I told you about the MOOC on the future of storytelling, didn’t I?
Last week’s creative challenge was to make up a character, and give him or her an online life. So Emma was born, and she has a blog, where she babbles about her obsession for Christopher Marlowe…
Amongst other things, she’s posted about Jospehine Preston Peabody’s play – the one I mentioned here. So I thought I’d make use of her post to explain things a little.
I first came across this play on Questia, of all places, and I love it: it is a quaint affair in blank verse, with perhaps the most likeable fictional Kit I ever found. JPP is unashamedly in love with her hero – and yet, she doesn’t make him too annoyingly perfect. All right, it could be argued that he is a rather idealized Marlowe, but bear in mind the play was written long before most of what are now key Marlowe documents were dug out. So Aunt Josephine writes a fiery, moody, aspiring young man, a victim of his own rashness and far-flung notions, as much as of jealousy, meanness and intrigue – and leaves out most of what is unpleasant and/or controversial.
But, for once, never mind historical accuracy: her Kit is likeable, and as he very much dominates the scene, this is more than enough for me.
I’ll say it again: I love this play. It is the sort of thing you’d stage with old-fashioned costumes, painted scenery, honey-thick
lighting… There is a game I like to play when I surf the Net, singling out bits of scenery, props and stuff I’d use for my imaginary production – and who knows, maybe some day I’ll make myself a JPP toy-theatre.

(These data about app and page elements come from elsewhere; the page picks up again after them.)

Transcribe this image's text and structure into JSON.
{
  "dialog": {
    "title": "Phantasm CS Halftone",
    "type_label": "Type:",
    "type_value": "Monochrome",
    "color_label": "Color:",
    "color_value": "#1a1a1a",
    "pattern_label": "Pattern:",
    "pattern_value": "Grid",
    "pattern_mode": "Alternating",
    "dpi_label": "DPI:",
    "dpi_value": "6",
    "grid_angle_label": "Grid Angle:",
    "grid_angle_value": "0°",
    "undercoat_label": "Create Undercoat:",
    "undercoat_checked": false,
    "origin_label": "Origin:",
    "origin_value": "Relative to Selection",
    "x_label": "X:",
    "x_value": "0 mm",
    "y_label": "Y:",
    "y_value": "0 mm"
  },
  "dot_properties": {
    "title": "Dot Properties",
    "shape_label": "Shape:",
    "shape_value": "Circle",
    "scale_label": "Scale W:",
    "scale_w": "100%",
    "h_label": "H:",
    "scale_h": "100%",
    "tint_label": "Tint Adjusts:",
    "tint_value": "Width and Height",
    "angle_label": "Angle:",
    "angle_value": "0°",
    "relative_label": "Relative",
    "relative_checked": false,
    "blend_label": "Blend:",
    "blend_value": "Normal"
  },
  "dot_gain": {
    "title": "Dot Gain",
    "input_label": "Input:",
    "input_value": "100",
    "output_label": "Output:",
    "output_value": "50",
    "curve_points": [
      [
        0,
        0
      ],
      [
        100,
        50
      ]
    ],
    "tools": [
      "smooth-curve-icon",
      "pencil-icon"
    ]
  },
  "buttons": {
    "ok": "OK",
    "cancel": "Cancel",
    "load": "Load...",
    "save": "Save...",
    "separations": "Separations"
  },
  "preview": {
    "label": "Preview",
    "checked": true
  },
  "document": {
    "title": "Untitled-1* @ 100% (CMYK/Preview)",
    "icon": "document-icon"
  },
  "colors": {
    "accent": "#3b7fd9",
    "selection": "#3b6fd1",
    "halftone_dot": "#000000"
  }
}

Besides, last night, while looking up a picture for Emma’s post I found two Marlowe-themed plays I’d never heard about. Nineteenth Centrury stuff, in resounding blank verse, from what I gather: Richard Horne‘s The Death of Marlowe, and James Dryden Hosken’s Christopher Marlowe.
So, isn’t it wonderful? Emma is three days old, has a few friends, writes posts I can use as inspiration, and finds long-forgotten plays I’ll like to read… I am so glad I made her up!
- Festival brings Christopher Marlowe back to centre stage (thetimes.co.uk)
- Christopher Marlowe (uofuhistoryoftheatre.wordpress.com)